Who are the smartest people around today? Derivatives traders and hedge fund managers, of course. They’re the ones earning millions of dollars each year. They are building huge houses in the Hamptons and bidding up prices of Picassos. What do they do to earn so much money? What do they produce? What do they make that so improves others’ lives that they deserve to get filthy rich? Don’t bother to ask, dear reader. You won’t get a clear answer. Instead, you will be told that they ‘allocate capital’ or ‘arbitrage discrepancies’ in the modern capitalist system. What they are really doing, of course, is the same thing that people do in Las Vegas – they are gambling.
And as long as the pot is getting bigger…they will probably do all right.
John Succo, a hedge fund manager, addressed a letter to the New York Times, explaining:
“The Federal Reserve creates credit through its open market operations like REPOS and coupon passes. If the Fed wants to inject liquidity (credit) into the system, they simply call up large broker dealers and buy some of their bonds with credit they create out of thin air (this expands their balance sheet). The dealer then passes this credit on to “the market” by making loans to mortgage companies or margin accounts or whatever. Because each layer of lender is only required to keep marginal capital on hand, a $1 billion REPO done by the Fed eventually creates as much as $100 billion in new credit to the consumer.

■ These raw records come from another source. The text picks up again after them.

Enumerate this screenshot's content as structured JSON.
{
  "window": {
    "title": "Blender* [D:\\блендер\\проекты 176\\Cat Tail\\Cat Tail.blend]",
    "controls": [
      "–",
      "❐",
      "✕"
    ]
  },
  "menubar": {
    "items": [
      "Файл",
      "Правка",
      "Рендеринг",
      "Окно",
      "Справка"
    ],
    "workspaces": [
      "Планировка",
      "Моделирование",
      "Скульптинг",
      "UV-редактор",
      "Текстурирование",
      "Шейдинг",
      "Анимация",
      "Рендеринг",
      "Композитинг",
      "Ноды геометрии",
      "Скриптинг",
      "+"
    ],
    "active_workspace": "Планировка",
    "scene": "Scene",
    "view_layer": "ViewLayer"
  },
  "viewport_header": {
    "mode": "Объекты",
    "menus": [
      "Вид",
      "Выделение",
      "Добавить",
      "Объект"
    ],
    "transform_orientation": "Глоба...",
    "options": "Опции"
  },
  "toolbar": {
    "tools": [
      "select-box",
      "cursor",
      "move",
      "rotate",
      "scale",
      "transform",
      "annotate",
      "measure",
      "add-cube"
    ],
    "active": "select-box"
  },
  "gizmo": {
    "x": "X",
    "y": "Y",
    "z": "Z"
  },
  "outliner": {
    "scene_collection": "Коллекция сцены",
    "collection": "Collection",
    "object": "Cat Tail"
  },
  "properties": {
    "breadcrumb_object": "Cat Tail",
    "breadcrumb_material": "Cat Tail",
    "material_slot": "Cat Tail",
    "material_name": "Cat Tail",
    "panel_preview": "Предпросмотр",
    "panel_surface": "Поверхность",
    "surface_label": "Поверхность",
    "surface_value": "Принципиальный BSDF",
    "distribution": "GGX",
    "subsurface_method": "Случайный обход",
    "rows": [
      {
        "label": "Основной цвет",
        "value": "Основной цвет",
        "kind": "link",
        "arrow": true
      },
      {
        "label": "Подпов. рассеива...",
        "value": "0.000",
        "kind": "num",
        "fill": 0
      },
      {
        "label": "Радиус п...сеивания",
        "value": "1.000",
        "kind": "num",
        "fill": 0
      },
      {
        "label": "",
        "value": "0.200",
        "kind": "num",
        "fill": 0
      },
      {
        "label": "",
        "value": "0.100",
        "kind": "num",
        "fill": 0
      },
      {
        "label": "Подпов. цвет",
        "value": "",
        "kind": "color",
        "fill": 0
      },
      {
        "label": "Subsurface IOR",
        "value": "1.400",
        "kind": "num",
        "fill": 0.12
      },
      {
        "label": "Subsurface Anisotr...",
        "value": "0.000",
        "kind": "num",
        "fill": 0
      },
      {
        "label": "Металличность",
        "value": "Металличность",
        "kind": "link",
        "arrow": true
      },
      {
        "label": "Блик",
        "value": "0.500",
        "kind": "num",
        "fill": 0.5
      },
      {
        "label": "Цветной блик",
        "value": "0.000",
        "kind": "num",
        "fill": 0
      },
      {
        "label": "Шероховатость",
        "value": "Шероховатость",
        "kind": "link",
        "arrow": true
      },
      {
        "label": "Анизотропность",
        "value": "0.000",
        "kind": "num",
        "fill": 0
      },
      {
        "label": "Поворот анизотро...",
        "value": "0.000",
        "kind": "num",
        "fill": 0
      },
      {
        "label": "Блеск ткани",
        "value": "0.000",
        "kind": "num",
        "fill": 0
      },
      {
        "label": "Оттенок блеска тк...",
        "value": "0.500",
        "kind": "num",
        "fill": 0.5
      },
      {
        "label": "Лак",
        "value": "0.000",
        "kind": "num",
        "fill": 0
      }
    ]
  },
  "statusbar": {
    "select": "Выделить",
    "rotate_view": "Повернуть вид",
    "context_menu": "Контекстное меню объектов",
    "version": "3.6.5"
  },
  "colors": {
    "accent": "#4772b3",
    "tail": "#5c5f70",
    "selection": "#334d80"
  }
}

“That credit creates the liquidity for additional consumption in the U.S., but these days we are buying our stuff from China (other countries too but we will just say China to make it easy). When a Chinese company receives dollars in trade, this normally would drive up U.S. interest rates: the company goes to the central bank of China to exchange Yuan for dollars; the central bank of China would normally sell those dollars into the currency market for Yuan thus driving up U.S. interest rates. But in our world of today these dollars are being sterilized: the central bank of China prints the Yuan to give to the company and takes the dollars and buys U.S. securities.
“It is not the excess savings of Chinese investors that are buying U.S. securities. It is central banks creating credit themselves to buy those securities. The tick data that measure foreign inflows of money does not distinguish between private investors and central banks going through brokers to buy U.S. securities. We believe that as much as 90% of foreign money buying U.S. securities (not just Treasury bonds, but corporate bonds, mortgages, and yes, stocks) is not private investment, but central banks.
“In order for other central banks like China’s to print the Yuan necessary, they too must create credit. Public debt in Asian countries is expanding as a result and creating worries: this is why Thailand came out essentially raising margin requirements to reduce speculation that is occurring as a result. Notice how they were quickly slapped down by their trading partners who do not want to rock the boat at this time.
“This situation is very unstable in the long run. The Federal Reserves’ balance sheet this year alone has expanded by $30 billion in this way and created $3.5 trillion of new credit in the U.S. Public debt around the world is growing exponentially and total debt in the U.S. now stands at nearly 3.6 times GDP (1929 was 2.8 times).
“My hedge fund’s position is the opposite of the carry trade you mention. There is coming (timing is unclear where it may be tomorrow or may be years away) a massive correction in debt and derivatives whose magnitude is only growing with time.”
It could be tomorrow. It could be years away. But it will be eventually. And the more complacent people are, the more they will suffer when it does come. But we will have more specific guesses for the New Year soon…